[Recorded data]
==========
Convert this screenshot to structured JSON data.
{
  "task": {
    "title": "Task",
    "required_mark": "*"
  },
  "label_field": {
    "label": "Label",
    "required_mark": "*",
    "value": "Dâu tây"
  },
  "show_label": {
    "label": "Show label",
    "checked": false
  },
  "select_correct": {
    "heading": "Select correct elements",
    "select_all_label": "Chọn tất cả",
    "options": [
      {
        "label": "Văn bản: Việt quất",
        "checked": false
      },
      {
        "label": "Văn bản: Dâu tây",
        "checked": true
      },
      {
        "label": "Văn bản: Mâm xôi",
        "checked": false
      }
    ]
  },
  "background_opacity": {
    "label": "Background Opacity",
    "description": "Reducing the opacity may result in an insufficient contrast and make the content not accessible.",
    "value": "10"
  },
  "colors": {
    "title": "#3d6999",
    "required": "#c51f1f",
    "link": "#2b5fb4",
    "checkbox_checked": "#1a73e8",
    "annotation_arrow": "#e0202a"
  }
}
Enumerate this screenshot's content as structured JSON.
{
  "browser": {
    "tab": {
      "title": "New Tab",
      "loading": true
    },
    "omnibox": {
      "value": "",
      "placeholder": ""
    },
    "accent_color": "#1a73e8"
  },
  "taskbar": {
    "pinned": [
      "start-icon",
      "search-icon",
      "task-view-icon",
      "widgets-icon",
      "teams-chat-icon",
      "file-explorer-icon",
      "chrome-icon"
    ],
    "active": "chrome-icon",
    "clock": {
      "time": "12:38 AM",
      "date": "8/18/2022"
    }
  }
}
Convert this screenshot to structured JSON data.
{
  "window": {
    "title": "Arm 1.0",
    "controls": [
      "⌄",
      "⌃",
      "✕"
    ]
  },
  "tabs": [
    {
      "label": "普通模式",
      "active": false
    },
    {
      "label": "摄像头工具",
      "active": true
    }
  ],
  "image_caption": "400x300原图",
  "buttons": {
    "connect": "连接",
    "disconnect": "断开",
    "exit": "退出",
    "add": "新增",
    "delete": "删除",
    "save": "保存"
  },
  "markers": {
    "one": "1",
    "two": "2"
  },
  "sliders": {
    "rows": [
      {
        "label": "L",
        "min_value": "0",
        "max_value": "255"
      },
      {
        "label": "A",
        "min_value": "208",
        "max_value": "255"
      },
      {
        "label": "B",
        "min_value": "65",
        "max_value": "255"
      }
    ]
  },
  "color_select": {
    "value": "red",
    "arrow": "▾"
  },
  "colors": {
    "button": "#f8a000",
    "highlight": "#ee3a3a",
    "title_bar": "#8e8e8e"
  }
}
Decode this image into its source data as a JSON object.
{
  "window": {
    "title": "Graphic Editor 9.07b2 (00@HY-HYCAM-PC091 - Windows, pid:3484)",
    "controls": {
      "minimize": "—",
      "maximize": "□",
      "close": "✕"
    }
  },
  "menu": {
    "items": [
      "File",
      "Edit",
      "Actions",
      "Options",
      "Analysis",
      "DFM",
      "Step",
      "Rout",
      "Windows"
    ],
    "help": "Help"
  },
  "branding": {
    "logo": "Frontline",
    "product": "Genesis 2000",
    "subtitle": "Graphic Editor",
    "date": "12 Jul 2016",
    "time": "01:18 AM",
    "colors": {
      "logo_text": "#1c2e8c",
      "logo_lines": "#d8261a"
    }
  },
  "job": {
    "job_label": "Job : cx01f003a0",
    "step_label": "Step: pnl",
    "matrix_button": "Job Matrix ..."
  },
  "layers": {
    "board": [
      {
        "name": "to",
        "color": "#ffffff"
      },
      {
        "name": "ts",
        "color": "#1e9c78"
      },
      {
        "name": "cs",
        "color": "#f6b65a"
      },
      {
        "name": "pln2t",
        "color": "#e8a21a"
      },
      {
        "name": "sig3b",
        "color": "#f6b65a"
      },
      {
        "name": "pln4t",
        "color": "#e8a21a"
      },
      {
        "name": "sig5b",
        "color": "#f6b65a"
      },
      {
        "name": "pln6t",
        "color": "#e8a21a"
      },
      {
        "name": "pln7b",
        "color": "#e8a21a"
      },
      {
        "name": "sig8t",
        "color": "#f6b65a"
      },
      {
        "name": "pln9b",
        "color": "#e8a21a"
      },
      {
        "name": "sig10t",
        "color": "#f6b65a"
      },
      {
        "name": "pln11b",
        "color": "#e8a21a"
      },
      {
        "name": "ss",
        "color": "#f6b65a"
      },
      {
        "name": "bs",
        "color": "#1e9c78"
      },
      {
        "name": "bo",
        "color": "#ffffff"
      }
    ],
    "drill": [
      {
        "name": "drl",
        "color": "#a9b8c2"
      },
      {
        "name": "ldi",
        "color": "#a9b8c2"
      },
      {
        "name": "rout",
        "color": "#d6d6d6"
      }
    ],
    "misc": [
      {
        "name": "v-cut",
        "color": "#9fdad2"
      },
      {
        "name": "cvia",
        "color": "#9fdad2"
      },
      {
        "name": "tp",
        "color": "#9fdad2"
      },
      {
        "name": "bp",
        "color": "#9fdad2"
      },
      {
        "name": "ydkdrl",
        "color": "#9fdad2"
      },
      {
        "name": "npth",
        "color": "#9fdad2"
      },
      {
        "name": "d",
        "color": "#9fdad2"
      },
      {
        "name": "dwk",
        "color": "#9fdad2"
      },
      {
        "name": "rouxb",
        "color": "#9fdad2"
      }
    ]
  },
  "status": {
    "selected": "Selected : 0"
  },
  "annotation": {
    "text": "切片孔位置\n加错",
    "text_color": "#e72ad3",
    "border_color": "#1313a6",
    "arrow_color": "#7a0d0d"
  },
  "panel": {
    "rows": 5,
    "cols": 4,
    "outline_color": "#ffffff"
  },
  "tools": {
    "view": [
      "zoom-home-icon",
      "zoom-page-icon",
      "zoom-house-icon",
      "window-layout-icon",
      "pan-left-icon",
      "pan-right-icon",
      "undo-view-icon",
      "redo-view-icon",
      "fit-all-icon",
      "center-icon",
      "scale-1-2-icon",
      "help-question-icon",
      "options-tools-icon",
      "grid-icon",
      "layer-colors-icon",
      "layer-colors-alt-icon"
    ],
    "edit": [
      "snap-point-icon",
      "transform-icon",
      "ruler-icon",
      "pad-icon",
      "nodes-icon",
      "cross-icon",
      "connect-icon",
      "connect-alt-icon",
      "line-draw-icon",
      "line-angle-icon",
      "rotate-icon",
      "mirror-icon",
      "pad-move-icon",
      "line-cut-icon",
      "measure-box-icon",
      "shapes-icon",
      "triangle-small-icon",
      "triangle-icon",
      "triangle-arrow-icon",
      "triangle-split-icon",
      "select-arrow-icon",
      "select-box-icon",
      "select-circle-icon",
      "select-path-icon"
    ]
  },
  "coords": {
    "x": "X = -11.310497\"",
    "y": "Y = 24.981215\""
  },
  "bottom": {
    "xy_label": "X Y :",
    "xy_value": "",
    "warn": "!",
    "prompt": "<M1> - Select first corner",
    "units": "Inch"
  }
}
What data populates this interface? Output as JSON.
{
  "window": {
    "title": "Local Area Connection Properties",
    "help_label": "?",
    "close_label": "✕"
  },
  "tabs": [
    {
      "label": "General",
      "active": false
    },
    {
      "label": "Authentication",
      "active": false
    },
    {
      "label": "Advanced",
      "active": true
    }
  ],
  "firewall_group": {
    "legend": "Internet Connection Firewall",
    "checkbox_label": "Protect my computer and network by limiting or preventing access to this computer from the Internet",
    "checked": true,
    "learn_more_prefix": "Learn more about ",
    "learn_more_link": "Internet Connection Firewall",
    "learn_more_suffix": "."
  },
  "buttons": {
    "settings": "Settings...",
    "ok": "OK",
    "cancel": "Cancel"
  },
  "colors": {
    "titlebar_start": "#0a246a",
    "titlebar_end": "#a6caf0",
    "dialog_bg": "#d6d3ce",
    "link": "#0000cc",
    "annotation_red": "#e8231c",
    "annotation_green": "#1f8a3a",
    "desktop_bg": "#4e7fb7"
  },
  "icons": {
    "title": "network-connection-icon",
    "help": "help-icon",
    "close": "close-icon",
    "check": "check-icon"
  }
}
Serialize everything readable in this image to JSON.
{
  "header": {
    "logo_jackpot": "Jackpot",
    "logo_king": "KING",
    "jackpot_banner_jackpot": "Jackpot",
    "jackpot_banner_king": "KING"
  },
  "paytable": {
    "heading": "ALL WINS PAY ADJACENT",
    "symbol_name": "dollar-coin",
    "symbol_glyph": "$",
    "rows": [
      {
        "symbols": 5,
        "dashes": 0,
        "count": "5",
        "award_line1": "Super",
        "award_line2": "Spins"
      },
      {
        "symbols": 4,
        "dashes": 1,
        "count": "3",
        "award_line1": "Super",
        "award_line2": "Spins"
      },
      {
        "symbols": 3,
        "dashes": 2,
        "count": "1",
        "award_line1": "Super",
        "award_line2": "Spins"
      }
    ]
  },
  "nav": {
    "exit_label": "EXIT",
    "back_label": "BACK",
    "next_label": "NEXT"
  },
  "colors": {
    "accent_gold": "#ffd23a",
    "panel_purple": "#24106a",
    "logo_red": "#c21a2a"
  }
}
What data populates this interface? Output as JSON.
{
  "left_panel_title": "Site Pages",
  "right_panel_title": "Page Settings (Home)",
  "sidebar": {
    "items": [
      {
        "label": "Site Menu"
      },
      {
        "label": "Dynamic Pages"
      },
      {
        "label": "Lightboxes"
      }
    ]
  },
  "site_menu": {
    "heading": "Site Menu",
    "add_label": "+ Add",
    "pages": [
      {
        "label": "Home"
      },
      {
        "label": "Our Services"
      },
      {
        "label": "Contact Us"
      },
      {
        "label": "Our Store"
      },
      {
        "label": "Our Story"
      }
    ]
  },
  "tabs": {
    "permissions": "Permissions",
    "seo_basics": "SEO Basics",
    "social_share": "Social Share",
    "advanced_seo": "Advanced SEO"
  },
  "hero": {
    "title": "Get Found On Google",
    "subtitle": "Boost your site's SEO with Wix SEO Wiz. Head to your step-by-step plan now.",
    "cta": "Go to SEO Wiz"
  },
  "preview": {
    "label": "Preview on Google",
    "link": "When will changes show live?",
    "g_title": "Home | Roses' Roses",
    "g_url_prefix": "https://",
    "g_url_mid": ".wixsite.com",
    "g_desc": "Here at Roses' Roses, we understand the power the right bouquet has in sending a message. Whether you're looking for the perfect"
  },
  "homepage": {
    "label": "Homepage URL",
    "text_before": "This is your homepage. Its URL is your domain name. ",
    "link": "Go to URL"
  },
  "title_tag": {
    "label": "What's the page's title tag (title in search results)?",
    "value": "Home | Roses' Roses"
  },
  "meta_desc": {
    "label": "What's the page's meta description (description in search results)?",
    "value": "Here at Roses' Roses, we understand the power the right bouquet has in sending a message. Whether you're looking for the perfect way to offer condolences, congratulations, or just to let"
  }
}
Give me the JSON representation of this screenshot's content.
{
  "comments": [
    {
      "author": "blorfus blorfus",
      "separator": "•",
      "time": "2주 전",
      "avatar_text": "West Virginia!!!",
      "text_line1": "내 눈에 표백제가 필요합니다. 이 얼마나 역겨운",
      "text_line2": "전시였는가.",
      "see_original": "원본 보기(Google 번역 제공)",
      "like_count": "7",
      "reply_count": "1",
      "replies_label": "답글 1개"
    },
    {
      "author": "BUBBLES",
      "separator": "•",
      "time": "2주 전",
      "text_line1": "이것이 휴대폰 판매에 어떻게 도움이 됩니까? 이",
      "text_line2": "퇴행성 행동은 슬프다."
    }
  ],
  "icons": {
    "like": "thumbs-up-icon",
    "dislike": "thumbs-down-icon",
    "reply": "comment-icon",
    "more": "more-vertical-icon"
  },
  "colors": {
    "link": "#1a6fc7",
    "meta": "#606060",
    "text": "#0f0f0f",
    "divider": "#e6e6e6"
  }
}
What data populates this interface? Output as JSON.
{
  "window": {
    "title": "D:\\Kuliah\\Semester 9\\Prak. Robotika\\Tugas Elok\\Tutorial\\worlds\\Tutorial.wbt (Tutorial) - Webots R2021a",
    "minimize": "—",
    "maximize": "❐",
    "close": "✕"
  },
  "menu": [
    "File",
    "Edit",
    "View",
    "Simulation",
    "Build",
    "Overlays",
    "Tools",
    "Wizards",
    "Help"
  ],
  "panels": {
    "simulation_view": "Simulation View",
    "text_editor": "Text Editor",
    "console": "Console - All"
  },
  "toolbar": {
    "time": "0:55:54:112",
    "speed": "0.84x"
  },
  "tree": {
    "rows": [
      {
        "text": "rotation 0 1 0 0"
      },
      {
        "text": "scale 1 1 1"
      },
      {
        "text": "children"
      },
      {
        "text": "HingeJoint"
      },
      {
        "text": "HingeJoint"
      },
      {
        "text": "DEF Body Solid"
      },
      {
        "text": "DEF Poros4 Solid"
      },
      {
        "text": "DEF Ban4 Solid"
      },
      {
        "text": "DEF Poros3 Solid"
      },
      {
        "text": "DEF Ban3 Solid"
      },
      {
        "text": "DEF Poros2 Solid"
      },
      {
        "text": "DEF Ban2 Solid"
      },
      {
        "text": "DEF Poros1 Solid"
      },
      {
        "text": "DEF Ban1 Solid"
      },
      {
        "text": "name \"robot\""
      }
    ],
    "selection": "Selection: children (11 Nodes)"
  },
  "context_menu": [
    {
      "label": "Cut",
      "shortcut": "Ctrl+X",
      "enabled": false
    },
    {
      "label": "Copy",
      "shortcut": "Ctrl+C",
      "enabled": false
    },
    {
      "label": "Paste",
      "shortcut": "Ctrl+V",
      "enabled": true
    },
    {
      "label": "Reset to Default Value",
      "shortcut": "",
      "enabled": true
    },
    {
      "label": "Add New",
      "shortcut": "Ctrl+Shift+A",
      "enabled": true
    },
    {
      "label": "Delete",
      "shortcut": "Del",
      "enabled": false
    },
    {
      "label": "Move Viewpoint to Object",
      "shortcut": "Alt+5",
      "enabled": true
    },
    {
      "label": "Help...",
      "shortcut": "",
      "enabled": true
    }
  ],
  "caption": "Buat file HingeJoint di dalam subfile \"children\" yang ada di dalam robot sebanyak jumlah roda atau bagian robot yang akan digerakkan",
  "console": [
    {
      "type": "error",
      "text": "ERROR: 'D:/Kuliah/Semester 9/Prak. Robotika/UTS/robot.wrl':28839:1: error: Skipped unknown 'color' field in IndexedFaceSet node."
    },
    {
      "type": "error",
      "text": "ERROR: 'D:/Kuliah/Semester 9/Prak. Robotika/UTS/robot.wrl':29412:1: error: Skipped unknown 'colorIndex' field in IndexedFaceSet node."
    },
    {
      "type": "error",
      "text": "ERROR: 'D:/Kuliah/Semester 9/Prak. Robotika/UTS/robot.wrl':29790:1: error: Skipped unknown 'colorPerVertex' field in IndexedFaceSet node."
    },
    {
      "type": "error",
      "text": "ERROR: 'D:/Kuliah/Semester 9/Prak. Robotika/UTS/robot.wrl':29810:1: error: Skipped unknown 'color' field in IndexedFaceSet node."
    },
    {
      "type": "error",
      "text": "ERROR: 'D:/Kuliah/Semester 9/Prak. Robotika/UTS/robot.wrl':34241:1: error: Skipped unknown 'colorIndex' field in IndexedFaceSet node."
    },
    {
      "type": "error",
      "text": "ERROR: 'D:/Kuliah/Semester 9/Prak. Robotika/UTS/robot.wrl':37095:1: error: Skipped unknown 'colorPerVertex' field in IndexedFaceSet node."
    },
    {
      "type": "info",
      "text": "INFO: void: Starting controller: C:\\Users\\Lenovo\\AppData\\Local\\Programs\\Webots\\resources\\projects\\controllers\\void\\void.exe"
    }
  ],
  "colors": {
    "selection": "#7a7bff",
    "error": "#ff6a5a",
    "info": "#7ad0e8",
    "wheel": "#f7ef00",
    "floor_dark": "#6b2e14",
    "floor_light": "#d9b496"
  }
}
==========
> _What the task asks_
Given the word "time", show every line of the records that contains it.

> _Task response_
      "time": "12:38 AM",
    "time": "01:18 AM",
      "time": "2주 전",
      "time": "2주 전",
    "time": "0:55:54:112",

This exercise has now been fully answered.